  • 5. Political (Interests Continued)
    • John Locke was against Absolute monarchy
      • Opposed the divine right of kings
    • Believed the humans should protect their natural rights.
    • Had a goal to prove that the government was unjust.
  • 6. Epistemological (Interests Continued)
    • The concept of epistemology is basically how our mind works and how to improve it.
    • John Locke mentions and describes in-depth how people should live
    • “ An Essay Concerning Human Understanding” is a good example of this concept.
  • 7. Scientific (Interests Continued)
    • Locke was influenced by Robert Boyle
    • Locke argued the theory of matter in the “Essay ” .
        • Locke states that every physical thing is composed of sub-microscopic properties, which are classified as two kinds
            • primary, shape and size
            • secondary, color and taste
  • 8. John Locke’s Major Works
    • (1689) “A Letter Concerning Toleration”
    • (1690) “ A Second Letter Concerning” Toleration
    • (1692) “ A Third Letter for Toleration”
    • (1689) “Two Treatises of Government”
    • (1690) “An Essay Concerning Human Understanding”
    • (1693) “Some Thoughts Concerning Education”
    • (1695) “ The Reasonableness of Christianity, as Delivered in the Scriptures”
    • (1695) “ The Reasonableness of Christianity”
  • 9. Most Influential Works
    • “ An Essay Concerning Human Understanding”
    • “ The Second Treatise of Civil Government”
    • “ A Letter Concerning Toleration”
  • 10. “ An Essay Concerning Human Understanding”
    • The Essay was a close examination of the human mind.
      • When man is born, his mind is blank,and is filled in throughout time like a new notebook, where observations of the world are recorded for future reference.
      • His theory was that the mind should be completely filled with information through the use of the five senses.
      • This information is taken for future reference that can be applied to every day decisions.
        • Gaining wisdom through proper rearing (“Some Thoughts Concerning Education”)
  • 11. “ The Second Treatise of Civil Government”
    • The first treaty argues Robert Filmer’s view about how man is born a slave to the natural born king.
    • The second is Locke’s opinion on the political upheaval.
      • Foundation for the modern day government
        • Democracies
        • Constitution
    • Locke also states that humans no what is right and wrong.

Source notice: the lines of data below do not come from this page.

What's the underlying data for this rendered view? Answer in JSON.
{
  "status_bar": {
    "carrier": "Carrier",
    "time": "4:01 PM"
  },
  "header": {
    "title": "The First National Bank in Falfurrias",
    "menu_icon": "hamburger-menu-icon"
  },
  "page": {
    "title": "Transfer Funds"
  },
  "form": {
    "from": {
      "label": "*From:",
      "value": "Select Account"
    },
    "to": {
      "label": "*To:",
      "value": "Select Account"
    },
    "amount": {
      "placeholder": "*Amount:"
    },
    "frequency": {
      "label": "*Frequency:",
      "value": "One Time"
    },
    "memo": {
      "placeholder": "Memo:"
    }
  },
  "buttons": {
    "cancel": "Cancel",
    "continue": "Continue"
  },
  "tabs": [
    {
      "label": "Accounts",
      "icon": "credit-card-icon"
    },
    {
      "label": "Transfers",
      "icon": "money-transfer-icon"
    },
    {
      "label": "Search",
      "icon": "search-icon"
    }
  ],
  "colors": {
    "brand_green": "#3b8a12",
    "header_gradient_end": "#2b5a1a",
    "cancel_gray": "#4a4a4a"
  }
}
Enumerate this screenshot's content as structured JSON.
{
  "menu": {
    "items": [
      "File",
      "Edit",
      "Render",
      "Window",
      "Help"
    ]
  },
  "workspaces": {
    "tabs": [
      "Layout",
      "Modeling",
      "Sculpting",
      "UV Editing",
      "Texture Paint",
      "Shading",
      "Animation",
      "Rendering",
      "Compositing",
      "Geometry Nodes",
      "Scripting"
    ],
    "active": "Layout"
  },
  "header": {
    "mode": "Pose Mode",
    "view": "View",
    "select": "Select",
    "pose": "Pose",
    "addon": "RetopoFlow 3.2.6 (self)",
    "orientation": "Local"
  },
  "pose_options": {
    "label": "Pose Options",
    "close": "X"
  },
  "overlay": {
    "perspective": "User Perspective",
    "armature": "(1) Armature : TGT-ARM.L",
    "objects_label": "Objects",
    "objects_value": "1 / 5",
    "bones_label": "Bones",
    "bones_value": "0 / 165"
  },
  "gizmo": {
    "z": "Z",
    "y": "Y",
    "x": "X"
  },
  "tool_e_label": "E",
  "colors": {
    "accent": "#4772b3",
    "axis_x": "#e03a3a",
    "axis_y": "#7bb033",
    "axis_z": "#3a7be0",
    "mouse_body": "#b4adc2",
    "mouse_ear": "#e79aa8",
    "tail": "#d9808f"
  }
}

  • 12. “ A Letter Concerning Toleration”
    • It argues the new understanding of the relationship between government and religion.
    • John Locke states that in order to have a civilized society there must be a unity of religion and people.
    • Despite his strong belief in tolerance, he absolutely despised Catholics and Atheists
    • His hatred spawned from a fear that Catholicism might take over England, therefore, suggesting that toleration for all religions should be allowed.
  • 13. John Locke’s Contribution to Society
    • John Locke played a key role in making our world the way it is today.
      • He contributed to:
        • Modern day thought
        • Democracy
        • The Constitution
  • 14. Sources
    • &quot;John Locke.&quot; Blupete. 2006. 9 May 2007< http://www. blupete .com/Literature/Biographies/Philosophy/Locke. htm #Government >.
    • “ John Locke.” The Locke page. 2008. 26 Febuary 2008< http://oregonstate.edu/instruct/phl302/philosophers/locke.html >.
    • “ John Locke.” Epistemelinks. 2008. 26 Febuary 2008 < http://www.epistemelinks.com/Main/Philosophers.aspx?PhilCode=Lock >.
    • “ John Locke.” The Internet Encyclopedia of Philosophy. 2006. 26 Febuary 2008< http://www.utm.edu/research/iep/l/locke.htm >
    • Pictures
    • Locke portrait (1) : < http://www.sil.si.edu/digitalcollections/hst/scientific-identity/fullsize/SIL14-L005-05a.jpg >.
    • House of John Locke (2): < http://www.ashrare.com/33401.jpg >.
    • Books (3): < http://www.nyla.org/content/user_4/NYLA_Stock_OldBooks_SM.jpg >.

×